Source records
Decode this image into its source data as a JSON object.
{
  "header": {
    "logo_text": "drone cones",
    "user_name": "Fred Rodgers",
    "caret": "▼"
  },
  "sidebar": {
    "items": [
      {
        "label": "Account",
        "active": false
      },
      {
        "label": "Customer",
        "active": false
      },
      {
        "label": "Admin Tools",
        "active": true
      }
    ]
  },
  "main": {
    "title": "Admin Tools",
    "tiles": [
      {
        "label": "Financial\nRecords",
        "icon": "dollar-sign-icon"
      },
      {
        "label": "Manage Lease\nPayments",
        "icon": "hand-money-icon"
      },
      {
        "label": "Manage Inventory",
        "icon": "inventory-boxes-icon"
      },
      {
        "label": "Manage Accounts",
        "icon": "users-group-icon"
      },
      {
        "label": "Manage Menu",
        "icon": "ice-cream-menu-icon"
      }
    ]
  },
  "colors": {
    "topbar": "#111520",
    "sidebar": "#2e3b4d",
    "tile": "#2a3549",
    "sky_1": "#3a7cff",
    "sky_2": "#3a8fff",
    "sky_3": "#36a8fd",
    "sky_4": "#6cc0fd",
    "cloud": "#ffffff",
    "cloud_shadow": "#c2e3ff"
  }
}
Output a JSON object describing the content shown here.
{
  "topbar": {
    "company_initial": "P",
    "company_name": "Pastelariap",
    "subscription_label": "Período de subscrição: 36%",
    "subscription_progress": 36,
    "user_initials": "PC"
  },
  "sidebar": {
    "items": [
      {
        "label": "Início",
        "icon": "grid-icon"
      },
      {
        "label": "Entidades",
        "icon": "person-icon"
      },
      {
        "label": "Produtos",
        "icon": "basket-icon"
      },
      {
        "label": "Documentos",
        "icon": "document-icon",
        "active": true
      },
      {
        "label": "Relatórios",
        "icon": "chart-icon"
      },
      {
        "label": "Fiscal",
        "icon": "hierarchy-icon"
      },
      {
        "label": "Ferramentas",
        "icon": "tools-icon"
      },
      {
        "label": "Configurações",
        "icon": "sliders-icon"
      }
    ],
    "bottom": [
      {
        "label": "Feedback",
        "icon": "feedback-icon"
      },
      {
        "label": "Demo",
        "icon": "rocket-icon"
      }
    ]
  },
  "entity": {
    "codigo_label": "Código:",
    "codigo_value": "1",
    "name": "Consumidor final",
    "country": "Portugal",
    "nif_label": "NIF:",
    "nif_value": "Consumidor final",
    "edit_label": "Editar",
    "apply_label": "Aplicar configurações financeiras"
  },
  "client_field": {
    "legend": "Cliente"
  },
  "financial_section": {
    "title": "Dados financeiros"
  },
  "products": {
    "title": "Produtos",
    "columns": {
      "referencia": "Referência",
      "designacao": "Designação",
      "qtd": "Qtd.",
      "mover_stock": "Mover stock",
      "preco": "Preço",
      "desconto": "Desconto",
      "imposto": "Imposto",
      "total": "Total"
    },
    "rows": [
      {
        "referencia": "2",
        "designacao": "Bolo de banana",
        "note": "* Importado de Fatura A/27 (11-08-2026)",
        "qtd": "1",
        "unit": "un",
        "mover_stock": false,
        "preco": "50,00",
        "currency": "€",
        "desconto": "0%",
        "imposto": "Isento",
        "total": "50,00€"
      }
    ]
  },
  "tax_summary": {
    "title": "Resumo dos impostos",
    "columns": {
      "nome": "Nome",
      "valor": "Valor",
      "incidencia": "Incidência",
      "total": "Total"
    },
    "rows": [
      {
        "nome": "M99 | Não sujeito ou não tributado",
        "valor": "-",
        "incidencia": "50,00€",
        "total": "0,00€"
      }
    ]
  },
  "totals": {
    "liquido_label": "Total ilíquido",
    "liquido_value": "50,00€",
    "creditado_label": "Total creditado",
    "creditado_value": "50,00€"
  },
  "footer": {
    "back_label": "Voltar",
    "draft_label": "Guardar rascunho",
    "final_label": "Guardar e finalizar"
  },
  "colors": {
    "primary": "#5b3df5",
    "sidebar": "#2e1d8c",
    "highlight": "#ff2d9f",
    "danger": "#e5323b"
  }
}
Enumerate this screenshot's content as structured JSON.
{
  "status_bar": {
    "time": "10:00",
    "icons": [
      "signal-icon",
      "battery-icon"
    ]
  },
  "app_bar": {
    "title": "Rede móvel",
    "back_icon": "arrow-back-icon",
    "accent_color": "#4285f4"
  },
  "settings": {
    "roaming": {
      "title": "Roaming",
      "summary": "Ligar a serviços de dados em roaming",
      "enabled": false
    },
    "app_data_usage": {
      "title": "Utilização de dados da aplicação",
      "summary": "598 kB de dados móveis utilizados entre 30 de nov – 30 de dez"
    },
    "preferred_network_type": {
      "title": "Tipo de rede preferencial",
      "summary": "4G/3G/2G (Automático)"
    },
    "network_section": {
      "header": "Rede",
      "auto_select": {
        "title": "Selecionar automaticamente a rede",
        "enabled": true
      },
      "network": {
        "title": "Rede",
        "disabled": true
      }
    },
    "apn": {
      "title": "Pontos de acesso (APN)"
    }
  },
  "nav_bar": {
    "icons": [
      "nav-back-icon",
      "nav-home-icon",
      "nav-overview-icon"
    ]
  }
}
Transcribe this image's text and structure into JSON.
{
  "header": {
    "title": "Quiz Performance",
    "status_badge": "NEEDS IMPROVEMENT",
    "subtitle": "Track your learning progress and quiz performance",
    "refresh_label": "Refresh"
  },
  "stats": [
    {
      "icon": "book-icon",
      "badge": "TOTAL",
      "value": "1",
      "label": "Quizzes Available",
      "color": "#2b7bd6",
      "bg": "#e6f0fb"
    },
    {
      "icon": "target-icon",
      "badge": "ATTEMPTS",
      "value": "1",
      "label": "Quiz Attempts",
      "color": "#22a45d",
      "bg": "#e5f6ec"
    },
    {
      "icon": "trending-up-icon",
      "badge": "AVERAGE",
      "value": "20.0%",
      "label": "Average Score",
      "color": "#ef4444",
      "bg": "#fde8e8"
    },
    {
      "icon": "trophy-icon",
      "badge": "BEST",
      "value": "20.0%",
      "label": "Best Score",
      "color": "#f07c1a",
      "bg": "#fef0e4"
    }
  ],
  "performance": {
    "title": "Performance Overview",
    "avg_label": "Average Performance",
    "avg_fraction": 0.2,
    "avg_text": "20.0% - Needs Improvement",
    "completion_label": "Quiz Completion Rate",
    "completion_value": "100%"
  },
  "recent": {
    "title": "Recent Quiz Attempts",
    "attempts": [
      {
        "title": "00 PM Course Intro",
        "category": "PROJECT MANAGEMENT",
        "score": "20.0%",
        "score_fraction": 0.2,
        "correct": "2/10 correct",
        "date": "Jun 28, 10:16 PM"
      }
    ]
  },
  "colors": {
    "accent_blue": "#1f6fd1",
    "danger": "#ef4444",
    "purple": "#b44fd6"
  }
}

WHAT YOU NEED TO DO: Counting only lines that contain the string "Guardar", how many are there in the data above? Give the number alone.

ANSWER: 2